5 Tips For Dressing Appropriately in The Courtroom
It may seem trivial to say how you dress could determine whether you win or lose a case, but the research shows that it takes less than seven seconds for a person to form an opinion based on how you present yourself. People look at your appearance, body language and how you are dressed and instantly make an evaluation. In the courtroom, a good first impression can go a long way.
Whether you enter a courtroom as a defendant, plaintiff, witness, defense lawyer or prosecuting attorney, how you dress makes an impact on a jury or judge’s attitude toward you. The goal is to look appropriate and nonthreatening while not distracting from the case.
Courtrooms command a certain style of dress, and it’s important to dress for expectations. The judge and jury want to know who is in charge. The attorney should always look a bit more refined and polished with a certain air of authority about him or her. The client should be polished too, but typically a bit more understated.

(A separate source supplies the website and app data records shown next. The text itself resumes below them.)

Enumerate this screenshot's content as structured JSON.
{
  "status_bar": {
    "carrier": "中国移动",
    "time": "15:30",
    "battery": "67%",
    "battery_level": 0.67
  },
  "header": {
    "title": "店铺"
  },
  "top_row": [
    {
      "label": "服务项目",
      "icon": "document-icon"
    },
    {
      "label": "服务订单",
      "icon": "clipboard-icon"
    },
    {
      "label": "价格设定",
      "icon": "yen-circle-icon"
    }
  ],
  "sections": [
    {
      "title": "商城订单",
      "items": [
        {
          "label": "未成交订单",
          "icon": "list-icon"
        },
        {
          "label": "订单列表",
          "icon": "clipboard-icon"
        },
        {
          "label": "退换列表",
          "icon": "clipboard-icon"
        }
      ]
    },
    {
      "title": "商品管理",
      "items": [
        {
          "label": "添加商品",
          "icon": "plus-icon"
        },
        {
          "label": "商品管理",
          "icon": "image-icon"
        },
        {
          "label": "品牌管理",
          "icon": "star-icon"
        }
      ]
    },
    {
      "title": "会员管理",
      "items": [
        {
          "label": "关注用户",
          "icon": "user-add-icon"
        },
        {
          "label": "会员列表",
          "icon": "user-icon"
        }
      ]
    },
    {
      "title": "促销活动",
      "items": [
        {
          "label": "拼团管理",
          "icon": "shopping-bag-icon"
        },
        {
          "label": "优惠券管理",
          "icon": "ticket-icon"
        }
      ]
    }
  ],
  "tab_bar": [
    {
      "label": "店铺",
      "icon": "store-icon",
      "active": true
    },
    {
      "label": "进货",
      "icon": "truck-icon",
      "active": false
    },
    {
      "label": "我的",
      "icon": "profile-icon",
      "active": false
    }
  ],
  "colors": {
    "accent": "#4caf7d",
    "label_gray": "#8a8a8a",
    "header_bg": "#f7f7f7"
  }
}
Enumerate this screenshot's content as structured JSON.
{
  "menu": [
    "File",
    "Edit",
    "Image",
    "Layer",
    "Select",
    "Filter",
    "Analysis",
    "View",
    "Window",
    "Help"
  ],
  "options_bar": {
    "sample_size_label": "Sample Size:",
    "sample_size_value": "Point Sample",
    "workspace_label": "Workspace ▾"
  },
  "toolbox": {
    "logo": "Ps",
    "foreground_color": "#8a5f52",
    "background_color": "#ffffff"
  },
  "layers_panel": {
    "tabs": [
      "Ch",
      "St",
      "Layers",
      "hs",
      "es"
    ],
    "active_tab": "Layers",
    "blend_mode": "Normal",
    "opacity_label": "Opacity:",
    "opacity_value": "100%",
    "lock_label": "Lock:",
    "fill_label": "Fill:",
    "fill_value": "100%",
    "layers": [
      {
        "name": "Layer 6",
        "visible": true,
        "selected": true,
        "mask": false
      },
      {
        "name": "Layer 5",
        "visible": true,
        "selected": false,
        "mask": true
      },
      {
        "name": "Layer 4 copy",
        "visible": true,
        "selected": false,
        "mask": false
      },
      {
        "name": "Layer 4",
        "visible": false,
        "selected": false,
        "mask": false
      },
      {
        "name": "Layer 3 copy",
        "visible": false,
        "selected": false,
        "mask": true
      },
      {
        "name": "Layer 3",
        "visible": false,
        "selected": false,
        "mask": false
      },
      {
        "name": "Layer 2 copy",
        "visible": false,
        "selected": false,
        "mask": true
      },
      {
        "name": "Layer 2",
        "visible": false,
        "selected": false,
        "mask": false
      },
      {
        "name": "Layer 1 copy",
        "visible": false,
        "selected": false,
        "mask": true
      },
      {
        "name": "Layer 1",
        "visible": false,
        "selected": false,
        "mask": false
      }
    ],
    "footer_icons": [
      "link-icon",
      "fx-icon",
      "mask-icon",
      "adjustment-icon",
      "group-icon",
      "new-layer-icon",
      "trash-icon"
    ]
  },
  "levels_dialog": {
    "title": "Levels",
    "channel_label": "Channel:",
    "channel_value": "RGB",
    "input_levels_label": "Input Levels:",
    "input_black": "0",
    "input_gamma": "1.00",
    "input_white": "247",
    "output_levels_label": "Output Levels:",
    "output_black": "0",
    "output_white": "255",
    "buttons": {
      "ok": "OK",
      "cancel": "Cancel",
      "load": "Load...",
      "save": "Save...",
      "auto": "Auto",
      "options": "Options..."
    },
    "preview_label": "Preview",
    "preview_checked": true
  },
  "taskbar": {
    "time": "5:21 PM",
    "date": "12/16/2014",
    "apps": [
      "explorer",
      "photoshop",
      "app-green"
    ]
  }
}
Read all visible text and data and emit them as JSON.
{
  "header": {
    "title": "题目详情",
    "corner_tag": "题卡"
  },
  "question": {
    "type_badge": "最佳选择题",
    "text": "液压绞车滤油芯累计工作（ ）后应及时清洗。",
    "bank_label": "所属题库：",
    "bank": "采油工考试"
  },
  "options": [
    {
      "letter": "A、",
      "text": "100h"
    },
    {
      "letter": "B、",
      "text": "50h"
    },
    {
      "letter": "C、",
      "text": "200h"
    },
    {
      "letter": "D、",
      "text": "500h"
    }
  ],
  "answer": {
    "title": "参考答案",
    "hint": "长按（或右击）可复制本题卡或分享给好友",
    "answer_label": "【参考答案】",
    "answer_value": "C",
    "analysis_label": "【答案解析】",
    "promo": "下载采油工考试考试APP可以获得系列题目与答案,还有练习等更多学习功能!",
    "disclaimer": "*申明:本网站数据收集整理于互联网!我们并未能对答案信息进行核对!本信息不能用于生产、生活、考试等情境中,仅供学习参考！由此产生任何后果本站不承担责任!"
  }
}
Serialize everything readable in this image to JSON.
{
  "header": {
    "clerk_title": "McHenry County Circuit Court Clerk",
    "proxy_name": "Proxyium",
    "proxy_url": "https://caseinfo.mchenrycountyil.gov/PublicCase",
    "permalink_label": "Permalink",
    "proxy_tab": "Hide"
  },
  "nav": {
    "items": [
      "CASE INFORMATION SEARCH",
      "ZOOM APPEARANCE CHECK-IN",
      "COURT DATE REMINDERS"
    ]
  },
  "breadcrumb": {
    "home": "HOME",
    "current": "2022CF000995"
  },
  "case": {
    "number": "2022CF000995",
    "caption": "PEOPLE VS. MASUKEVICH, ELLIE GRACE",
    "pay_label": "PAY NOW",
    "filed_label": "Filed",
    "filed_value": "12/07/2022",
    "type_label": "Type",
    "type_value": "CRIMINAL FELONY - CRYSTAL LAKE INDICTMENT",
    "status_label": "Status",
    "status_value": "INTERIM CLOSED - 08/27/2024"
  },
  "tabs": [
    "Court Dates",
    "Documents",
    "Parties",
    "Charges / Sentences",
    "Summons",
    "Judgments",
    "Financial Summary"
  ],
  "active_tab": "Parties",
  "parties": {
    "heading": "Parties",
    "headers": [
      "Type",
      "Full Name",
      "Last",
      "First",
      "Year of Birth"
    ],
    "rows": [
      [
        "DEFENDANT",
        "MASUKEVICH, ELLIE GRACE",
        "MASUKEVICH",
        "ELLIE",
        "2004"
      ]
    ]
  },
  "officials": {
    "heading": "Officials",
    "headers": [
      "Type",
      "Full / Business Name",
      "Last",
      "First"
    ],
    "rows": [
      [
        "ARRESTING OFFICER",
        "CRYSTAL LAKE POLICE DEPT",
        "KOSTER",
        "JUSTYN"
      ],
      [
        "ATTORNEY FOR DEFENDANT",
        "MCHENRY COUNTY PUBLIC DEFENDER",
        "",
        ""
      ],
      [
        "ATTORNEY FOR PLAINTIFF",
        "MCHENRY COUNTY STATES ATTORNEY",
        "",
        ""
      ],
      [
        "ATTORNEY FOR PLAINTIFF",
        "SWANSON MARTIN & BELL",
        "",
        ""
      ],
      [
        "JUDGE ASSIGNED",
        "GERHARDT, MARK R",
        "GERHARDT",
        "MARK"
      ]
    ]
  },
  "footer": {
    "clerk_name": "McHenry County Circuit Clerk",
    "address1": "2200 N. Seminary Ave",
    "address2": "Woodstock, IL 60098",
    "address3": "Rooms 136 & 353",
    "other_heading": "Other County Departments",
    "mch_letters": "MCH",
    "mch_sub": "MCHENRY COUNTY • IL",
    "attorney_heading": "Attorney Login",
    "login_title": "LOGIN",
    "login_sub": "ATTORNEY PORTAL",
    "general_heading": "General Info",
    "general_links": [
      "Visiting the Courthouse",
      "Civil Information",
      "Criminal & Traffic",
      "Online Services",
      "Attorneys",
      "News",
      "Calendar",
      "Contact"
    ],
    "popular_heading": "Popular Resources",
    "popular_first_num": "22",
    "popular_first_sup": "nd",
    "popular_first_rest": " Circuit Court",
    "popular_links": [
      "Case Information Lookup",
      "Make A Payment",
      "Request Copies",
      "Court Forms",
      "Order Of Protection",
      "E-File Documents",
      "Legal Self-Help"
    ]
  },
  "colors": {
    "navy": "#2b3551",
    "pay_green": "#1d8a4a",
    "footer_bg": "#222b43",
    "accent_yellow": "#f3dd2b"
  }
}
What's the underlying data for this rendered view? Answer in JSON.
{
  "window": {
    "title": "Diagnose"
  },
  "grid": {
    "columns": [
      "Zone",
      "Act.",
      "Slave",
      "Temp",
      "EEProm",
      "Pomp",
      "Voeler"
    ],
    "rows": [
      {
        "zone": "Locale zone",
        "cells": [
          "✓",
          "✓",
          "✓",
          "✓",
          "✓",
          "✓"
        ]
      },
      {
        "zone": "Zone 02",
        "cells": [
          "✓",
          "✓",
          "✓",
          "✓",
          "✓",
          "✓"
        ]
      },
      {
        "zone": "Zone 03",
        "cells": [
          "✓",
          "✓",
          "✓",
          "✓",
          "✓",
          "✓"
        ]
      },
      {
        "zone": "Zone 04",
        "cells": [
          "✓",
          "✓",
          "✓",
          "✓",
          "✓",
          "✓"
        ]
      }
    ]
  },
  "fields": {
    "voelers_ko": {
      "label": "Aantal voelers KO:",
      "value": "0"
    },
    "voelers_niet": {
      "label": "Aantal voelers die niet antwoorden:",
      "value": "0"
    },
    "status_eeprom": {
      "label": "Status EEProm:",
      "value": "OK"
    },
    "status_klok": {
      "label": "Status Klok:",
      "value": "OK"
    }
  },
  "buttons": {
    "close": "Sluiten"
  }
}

Below are some commonsense tips we’ve put together for dressing for success in the courtroom.
1. FIT IS IT
This one transcends the courtroom and honestly applies to all professional settings. Fit is important, your garments should not be too big or too small. If the clothing is poorly fitted or low-cut, it can undermine credibility and look unprofessional. We recommend that skirt or dress hem lengths fall at the knee or mid-calf. Make sure pants are tailored to the right length to avoid looking sloppy, tripping and/or having to wear extremely high heels to accommodate the extra length.
2. KEEP IT NEUTRAL
Regardless of location or subject matter, ask your client to avoid bright colors such as red, pink and purple. We recommend sticking to a more neutral alternative such as navy, charcoal, white and/or light blue. Bright colors can be offensive to some judges or jurors and give an unintended impression. Additionally, colors are often associated with social issues and can easily be misconstrued inside a courtroom.
3. SUBJECT MATTERS
Consider the subject matter of the case when planning what your client should wear. If your case is related to a financial matter, attorneys should advise defendants to dress down, and not overplay brand names or cutting-edge styles. By wearing expensive clothes, jewelry or accessories, your client could give the wrong impression and potentially influence the outcome of your case. Dressing a domestic violence survivor vying for child custody in a floral print dress and cardigan sweater versus a power suit should play more sympathetically with a judge.
4. CONSIDER A TRIM
Grooming is important and can present a positive first impression. Clean your hair and clothes before court, brush and style short hair, and refrain from dying hair bright or unnatural colors. If you have long hair we recommend securing it up and out of your face, fidgeting with flyaways can be distracting and come off as sheepish or insecure. Consider a haircut, and trim excess facial hair before making an appearance.
5. GO CONSERVATIVE
When in doubt, it’s always best to reach for a traditional or conservative outfit. Keep tattoos and body piercings covered up and/or remove piercings if possible. Wear professional, closed-toe footwear such as pumps, loafers, and oxfords. Minimal jewelry and accessories, simple earrings and a watch create a polished and responsible look.
The biggest concern of not dressing the part is not being perceived as honest. Wearing the wrong clothing in legal proceedings can absolutely make a difference in perception—this applies to both the attorney and the client. The impression is important to the judge, jury and audience.
Dressing the part includes being aware of dress codes and presenting yourself appropriately. Legal settings offer different challenges, as often the jury is a diverse group of individuals deciding the fate of your client, based on subtle nuances, including nonverbal behavior and dress. It’s important to discuss and prepare for ways that style and appearance can influence your verdict.